If we now insert the explicit form Eq. (14) of the first-order perturbation into the above expression, we are led to an expression containing the matrix element
Analogously one calculates the higher-order contributions. The second-order perturbative correction to the vacuum wave functional contains a fermionic part
where is the quadratic Casimir of the fundamental representation, as well as a term involving gauge field operators
In Eq. (22), is the tree-level static quark propagator
Other second-order corrections to the wave functional do not contribute to the propagators at one-loop order and will be henceforth ignored. Equation (22) contributes only to the quark propagator, while Eq. (23) yields a quark-loop term to the gluon propagator. The first-order term Eq. (21) gives a one-loop correction to both the gluon and the quark propagator.
With the perturbative corrections to the QCD vacuum state given above it is straightforward to carry out the perturbative expansion of the quark and gluon propagators analogously to the perturbative treatment of the Yang-Mills sector given in Ref. Campagnari:2009km .
4 One-Loop Perturbative Propagators
4.1 Gluon Propagator
The perturbative correction to the gluon propagator
can be evaluated by inserting Eq. (18) with the corrections given by Eqs. (21)–(23) into the above expression. The evaluation of the resulting matrix elements is straightforward. To one-loop level the gluon propagator is obtained in the form
is the contribution of the dynamical quarks. The Dirac trace can be explicitly taken and results in
As shown in Refs. Campagnari:2009km ; Campagnari:2009wj , the result of the Rayleigh–Schrödinger perturbation theory can be compared with the result Popovici:2008ty ; Watson:2007mz of the more conventional perturbation theory in the Lagrangian (functional integral) approach in Coulomb gauge. The quark-loop contribution to the gluon form factor evaluated in Ref. Popovici:2008ty reads
where is the squared Euclidean four-momentum. The dressing function of the equal-time propagator is related to the dressing function Eq. (25) of the four-dimensional (energy-dependent) propagator by
Inserting Eq. (25) into Eq. (26) and performing the integrals over and , Eq. (24) is indeed recovered. Furthermore, from the non-renormalization of the ghost-gluon vertex the well-known first coefficient of the QCD function
in presence of quarks is recovered in the present Hamiltonian approach.
4.2 Quark Propagator
The quark propagator is defined in the Hamiltonian approach by

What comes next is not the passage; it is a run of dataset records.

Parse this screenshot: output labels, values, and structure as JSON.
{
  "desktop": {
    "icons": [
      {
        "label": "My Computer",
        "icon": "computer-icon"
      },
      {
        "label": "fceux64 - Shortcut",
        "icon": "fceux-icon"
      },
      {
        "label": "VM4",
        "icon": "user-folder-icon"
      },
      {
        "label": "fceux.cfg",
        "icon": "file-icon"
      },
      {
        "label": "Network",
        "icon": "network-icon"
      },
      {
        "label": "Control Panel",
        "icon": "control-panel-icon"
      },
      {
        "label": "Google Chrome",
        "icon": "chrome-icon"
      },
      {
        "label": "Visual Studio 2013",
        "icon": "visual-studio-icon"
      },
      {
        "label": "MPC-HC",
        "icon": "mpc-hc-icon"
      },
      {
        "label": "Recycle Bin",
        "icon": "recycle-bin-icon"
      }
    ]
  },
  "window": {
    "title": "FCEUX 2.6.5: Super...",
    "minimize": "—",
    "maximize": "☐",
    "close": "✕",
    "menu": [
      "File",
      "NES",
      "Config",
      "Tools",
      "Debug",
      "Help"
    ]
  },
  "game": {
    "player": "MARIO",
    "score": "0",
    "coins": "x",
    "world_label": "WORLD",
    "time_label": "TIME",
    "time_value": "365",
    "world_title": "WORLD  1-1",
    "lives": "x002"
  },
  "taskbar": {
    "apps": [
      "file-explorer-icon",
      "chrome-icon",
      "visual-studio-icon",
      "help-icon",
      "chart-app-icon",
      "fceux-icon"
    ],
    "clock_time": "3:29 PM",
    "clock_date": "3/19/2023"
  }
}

The commutator in Eq. (27) arises from the equal-time limit of the time-ordering present in the definition of the time-dependent quark Green function. The perturbative expansion of the quark propagator can be obtained by inserting Eq. (16) into Eq. (27), yielding
If the perturbed propagator is parameterized by
from Eq. (29) we can extract the one-loop expressions for the form factors and by taking the appropriate traces. This results in
|for the form factor of the kinetic term, and|
for the mass term.
As for the gluon propagator, these form factors can be compared with the results of the Lagrangian approach. In Ref. Popovici:2008ty , the quark propagator (in Euclidean space) was parameterized in the form333In the Hamiltonian approach we work with rather than . The formulae presented here differ from the ones in Ref. Popovici:2008ty by an overall matrix .
where the dressing functions , , and are functions of and . In this parameterization the component has been discarded, since it does not arise at one-loop level.444Lattice calculations Burgio:2012ph indicate that this component vanishes. The static propagator is obtained from the energy-dependent one [Eq. (32)] by integrating out the temporal component of the four-momentum
In fact, inserting here for and the results found in Ref. Popovici:2008ty and performing the integration over we recover for and